When injury ruled Brian Labone out of the Everton side during the final weeks of the 1969/70 season, it was left to Roger Kenyon, a virtually untried 21-year-old, to fill the sizeable hole left by his skipper’s broad shoulders. Kenyon rose to the challenge with a maturity that wholly belied his inexperience. In the remaining eight games of the season Everton remained undefeated, winning seven and drawing one to lift the First Division title for the seventh time. ‘Kenyon will be difficult to move from this side,’ marvelled the Liverpool Echo at the season’s end. ‘He improves with every match and is already a model of composure with a bite in every tackle.’

Born in Blackpool in January 1949, Roger Kenyon was another product of Everton’s highly productive youth system. He made his debut as a substitute for Howard Kendall against Newcastle United in October 1967 and went on to make a further 17 league and cup appearances that season. He was also named substitute for the FA Cup Final against West Bromwich Albion, but was never called on to the hallowed Wembley turf. After impressing in Everton’s title run-in, he established himself in the first team during the 1970/71 season after Brian Labone was beset by the injury problems that would prematurely end his career.

A hard and ruthless tackler, Kenyon combined these attributes with precise aerial timing and exceptional pace. And yet he was always more than a mere defensive destroyer. He possessed intelligent and accurate distribution that was capable of turning defence into attack. Amid the perpetual transition of the 1970s, Kenyon was a rare constant, one of the few players to be at the core of both Harry Catterick’s and Billy Bingham’s Everton teams. By the decade’s end he was the last remnant of the title winning season.

Kenyon’s career was briefly threatened by a serious traffic accident in 1974, but he recovered sufficiently to be called up to the England squad and was, in 1975, named by Don Revie as substitute for three different internationals, without ever being called upon to win his first cap. Again it seemed that Kenyon, who was never awarded a Championship winners’ medal in 1970 (as he had played one game too few) was Everton’s nearly man. Having missed out on the 1968 FA Cup Final, Kenyon was omitted from the team that faced Aston Villa at Wembley in the 1977 League Cup Final. Included in the replay at Hillsborough, he scored an own goal and was left out of the second replay, which Everton lost.

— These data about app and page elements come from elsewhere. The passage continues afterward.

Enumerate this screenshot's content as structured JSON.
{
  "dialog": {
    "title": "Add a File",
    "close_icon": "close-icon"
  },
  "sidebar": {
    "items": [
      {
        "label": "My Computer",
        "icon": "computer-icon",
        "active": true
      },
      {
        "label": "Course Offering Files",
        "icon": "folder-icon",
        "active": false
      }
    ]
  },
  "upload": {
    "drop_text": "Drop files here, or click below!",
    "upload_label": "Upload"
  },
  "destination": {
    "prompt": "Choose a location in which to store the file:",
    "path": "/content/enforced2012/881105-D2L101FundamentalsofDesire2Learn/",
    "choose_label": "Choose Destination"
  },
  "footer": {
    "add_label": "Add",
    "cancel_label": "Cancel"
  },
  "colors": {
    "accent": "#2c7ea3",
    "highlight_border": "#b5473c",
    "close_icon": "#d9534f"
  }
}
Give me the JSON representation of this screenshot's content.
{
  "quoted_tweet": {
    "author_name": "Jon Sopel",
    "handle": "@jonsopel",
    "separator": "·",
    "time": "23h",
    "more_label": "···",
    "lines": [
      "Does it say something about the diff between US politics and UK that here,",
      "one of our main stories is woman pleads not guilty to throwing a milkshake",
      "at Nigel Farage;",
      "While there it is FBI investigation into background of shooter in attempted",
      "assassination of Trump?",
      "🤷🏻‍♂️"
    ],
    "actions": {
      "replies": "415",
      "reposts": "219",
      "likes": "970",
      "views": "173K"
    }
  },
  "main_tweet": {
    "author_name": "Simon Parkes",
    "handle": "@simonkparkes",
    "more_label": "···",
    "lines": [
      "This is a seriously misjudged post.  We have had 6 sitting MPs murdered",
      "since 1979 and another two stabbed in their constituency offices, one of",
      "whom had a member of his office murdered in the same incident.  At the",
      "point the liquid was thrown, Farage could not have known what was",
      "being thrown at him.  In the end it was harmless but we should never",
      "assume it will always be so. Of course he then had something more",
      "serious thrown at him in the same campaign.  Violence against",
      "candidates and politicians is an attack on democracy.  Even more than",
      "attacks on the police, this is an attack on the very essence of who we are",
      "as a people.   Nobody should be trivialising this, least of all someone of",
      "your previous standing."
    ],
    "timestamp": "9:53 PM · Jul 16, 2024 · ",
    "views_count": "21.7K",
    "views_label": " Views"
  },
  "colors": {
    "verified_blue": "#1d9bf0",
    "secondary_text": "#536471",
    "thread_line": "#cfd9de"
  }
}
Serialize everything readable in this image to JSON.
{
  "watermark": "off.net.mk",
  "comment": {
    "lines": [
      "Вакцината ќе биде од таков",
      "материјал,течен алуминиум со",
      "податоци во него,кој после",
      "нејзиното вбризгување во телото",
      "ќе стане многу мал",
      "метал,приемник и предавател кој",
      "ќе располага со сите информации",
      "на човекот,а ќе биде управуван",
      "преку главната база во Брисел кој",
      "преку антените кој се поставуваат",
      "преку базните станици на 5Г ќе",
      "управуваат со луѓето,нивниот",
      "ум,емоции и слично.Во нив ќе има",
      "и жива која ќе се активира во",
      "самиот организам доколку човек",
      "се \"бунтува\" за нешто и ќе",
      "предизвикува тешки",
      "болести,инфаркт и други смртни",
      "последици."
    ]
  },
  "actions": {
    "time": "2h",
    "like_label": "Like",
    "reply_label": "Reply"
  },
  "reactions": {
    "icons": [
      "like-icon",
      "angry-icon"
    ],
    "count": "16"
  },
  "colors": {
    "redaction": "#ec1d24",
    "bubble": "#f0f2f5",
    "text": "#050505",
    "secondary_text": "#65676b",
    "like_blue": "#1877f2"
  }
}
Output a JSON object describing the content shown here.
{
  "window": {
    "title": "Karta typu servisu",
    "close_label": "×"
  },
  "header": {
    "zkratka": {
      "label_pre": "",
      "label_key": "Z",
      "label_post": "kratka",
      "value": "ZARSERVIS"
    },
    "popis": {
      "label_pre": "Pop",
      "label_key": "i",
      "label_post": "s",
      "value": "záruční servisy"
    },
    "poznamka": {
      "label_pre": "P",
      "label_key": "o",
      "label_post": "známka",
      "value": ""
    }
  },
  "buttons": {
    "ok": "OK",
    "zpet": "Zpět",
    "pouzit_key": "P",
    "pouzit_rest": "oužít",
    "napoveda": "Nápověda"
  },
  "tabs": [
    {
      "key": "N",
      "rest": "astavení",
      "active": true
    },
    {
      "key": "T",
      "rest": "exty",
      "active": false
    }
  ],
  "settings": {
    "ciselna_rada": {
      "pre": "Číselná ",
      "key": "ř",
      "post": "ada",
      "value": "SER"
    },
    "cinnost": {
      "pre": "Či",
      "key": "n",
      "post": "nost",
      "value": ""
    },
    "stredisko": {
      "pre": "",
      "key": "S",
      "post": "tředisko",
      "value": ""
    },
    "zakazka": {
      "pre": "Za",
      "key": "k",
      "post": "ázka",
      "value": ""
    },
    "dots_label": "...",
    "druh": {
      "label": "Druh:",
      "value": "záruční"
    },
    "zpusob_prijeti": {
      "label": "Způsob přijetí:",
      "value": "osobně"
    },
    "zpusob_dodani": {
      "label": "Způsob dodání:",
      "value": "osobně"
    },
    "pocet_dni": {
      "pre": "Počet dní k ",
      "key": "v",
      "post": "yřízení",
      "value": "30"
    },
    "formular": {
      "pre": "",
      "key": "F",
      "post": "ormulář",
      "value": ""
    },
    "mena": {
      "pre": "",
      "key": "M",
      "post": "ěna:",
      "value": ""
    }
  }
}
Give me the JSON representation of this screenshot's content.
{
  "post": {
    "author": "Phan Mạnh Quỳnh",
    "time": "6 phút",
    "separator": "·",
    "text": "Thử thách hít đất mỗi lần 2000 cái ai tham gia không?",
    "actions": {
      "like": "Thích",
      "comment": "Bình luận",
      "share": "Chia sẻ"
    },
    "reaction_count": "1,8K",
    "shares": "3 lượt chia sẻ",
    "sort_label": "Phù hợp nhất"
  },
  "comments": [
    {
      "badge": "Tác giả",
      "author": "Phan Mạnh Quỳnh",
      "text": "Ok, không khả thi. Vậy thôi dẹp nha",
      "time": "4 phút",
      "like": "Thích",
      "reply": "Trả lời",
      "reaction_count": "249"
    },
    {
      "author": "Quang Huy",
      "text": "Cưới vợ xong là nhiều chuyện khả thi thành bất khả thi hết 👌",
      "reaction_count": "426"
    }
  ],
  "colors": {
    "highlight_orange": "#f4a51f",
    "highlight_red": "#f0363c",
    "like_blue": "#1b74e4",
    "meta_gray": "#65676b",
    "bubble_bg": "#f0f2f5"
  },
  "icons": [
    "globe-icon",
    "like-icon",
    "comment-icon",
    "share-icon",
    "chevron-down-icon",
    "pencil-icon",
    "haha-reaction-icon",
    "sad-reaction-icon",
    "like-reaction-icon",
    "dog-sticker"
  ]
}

A SUCCESSION of niggling injuries saw Kenyon’s Everton career go into decline. In 1979 he joined Vancouver Whitecaps and at the age of 30 won his first medal, lifting the NASL Soccer Bowl in his one full season there. A brief stint at Bristol Rovers followed before he announced his retirement.

Still a well-recognised figure at Goodison, Kenyon retains close links to the club and is well known for his work as a director of Blue Nose Promotions, which organises events with former players.